Older homes often have plank subfloors made up of wide strips of hardwood laid on top of the floor joists. Though this is an older method, you won’t necessarily have to replace the subfloor of your home to place new hardwood on top. As long as the contractor makes sure the planks are secure, the subfloor can provide an adequate base for just about any flooring material. If one plank is compromised, it’s a simple process to replace the single plank, saving your contractor time and saving you money.

 

Concrete Subfloor

Concrete subfloor is typically poured at the time of construction and can only be used in homes without basements. If you’re installing hardwood floors on top of concrete subflooring, it is important to do a moisture test on the concrete prior to installing hardwood. Concrete can hold moisture, causing the hardwood to warm shortly after it is installed. Additionally, concrete subfloors work best for engineered hardwood flooring rather than natural planks.

 

Particle Board Subfloor
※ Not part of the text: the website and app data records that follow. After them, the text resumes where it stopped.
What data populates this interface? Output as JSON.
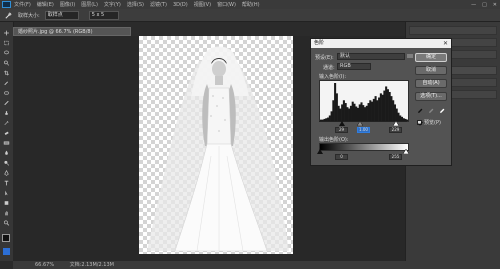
{
  "menubar": {
    "items": [
      "文件(F)",
      "编辑(E)",
      "图像(I)",
      "图层(L)",
      "文字(Y)",
      "选择(S)",
      "滤镜(T)",
      "3D(D)",
      "视图(V)",
      "窗口(W)",
      "帮助(H)"
    ]
  },
  "window_controls": {
    "minimize": "—",
    "maximize": "□",
    "close": "✕"
  },
  "options": {
    "mode_label": "取样大小:",
    "mode_value": "取样点",
    "size_label": "",
    "size_value": "5 x 5"
  },
  "document": {
    "tab_title": "婚纱照片.jpg @ 66.7% (RGB/8)",
    "close": "×"
  },
  "status": {
    "zoom": "66.67%",
    "info": "文档:2.13M/2.13M"
  },
  "right_dock": {
    "rows": [
      "",
      "",
      "",
      "图层",
      "通道",
      "路径"
    ]
  },
  "levels_dialog": {
    "title": "色阶",
    "close": "✕",
    "preset_label": "预设(E):",
    "preset_value": "默认",
    "channel_label": "通道:",
    "channel_value": "RGB",
    "input_label": "输入色阶(I):",
    "input_black": "29",
    "input_gray": "1.00",
    "input_white": "229",
    "output_label": "输出色阶(O):",
    "output_black": "0",
    "output_white": "255",
    "buttons": {
      "ok": "确定",
      "cancel": "取消",
      "auto": "自动(A)",
      "options": "选项(T)..."
    },
    "preview_label": "预览(P)",
    "preview_checked": true,
    "histogram": [
      2,
      2,
      3,
      4,
      5,
      8,
      14,
      30,
      55,
      40,
      22,
      18,
      24,
      30,
      26,
      20,
      18,
      22,
      28,
      25,
      21,
      19,
      24,
      27,
      23,
      20,
      22,
      26,
      30,
      28,
      32,
      36,
      30,
      34,
      40,
      38,
      44,
      50,
      46,
      42,
      36,
      30,
      24,
      18,
      12,
      8,
      6,
      4,
      3,
      2
    ]
  }
}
Particle board is commonly used as a subfloor for carpeted rooms. However, it is not suitable for hardwood flooring. This means, your contractor will need to replace the subfloor before they can install your new hardwood flooring. Concerns over structural integrity make it necessary for your contractor to replace the particle board prior to installing new hardwood flooring. If the particle board gets wet, it can fall apart, leaving your floor supported only by the floor joists.

 

Oriented Strand Board Subfloor

Oriented strand board is made of wood chips that are glued and pressed together. When these subfloors are installed, they are often screwed onto and glued down on the floor joists, making squeaking a nonissue. This subfloor is one of the most stable options and is suitable for all kinds of flooring. Hardwood, engineered hardwood, and laminate can all be installed on top of this subfloor material without any modification.

 

Knowing what kind of subfloor your home has will help you make the right choice in flooring. At Hardwood Perfect Flooring, we have a full range of hardwood options to suit your home and your subfloor. Contact us today for a free estimate.